(Entries from a dataset of interfaces)
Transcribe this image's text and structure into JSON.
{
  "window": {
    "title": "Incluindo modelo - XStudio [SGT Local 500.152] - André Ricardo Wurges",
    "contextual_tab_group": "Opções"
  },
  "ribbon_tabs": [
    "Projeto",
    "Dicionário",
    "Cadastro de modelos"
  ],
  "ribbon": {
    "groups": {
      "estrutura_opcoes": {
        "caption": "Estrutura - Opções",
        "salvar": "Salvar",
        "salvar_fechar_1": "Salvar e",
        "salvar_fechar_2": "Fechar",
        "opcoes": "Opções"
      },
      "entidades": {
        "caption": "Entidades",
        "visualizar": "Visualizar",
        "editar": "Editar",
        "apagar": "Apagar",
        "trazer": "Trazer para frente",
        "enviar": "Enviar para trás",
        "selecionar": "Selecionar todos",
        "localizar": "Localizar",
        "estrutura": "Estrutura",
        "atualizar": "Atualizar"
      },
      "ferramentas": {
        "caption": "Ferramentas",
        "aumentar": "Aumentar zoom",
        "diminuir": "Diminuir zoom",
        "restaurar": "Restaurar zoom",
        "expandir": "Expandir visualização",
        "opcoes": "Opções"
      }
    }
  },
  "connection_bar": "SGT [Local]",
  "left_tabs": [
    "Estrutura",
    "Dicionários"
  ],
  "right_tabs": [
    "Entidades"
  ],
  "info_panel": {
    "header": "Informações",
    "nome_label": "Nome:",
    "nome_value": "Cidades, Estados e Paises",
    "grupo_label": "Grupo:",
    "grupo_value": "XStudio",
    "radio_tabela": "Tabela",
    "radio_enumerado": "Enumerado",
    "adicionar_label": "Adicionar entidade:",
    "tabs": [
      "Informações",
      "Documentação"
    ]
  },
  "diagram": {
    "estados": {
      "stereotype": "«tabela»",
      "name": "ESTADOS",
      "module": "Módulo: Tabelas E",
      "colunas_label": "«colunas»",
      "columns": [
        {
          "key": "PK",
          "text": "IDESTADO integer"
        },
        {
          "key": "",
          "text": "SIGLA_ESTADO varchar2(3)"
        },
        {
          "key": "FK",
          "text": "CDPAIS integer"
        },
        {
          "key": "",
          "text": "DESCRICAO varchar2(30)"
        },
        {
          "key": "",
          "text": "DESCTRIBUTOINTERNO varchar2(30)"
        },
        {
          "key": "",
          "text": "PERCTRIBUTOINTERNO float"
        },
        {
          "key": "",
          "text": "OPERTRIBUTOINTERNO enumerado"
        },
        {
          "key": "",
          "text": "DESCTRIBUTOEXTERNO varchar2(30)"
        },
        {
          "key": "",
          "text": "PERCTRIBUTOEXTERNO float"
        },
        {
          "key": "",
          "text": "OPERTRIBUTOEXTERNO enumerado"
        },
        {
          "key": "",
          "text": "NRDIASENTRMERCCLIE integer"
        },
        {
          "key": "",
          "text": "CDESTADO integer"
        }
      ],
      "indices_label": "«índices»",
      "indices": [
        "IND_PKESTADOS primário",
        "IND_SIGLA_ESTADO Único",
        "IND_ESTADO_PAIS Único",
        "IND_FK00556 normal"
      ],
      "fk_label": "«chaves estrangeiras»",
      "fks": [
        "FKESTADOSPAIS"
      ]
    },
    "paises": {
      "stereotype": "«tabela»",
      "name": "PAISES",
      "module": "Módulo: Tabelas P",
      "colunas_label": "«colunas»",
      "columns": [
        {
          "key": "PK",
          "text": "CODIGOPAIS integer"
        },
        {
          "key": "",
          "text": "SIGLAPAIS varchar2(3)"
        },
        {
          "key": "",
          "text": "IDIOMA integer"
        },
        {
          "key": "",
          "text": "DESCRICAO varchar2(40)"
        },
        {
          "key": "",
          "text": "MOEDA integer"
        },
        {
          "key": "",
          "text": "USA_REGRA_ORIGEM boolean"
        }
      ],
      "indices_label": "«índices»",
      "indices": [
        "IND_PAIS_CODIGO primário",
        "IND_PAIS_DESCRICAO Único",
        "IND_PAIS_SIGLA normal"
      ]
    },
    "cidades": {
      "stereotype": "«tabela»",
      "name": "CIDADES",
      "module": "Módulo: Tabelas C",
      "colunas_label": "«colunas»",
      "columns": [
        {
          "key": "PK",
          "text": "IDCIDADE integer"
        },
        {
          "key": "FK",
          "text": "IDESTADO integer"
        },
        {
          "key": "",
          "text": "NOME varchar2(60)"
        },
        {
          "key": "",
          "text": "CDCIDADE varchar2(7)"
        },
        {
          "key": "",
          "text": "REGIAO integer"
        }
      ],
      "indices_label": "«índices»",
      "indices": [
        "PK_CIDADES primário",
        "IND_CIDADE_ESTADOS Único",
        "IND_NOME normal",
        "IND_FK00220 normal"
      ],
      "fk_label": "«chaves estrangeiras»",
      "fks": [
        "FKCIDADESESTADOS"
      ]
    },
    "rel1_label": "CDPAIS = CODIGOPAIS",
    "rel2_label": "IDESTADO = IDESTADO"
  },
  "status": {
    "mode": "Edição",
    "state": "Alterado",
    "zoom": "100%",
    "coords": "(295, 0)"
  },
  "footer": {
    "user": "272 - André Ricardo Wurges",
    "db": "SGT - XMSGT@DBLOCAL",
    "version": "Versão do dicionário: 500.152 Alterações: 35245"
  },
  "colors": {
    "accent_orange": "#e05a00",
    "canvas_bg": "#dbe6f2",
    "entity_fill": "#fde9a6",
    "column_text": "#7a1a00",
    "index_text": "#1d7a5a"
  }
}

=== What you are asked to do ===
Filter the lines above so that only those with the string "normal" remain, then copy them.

=== Reply ===
        "IND_FK00556 normal"
        "IND_PAIS_SIGLA normal"
        "IND_NOME normal",
        "IND_FK00220 normal"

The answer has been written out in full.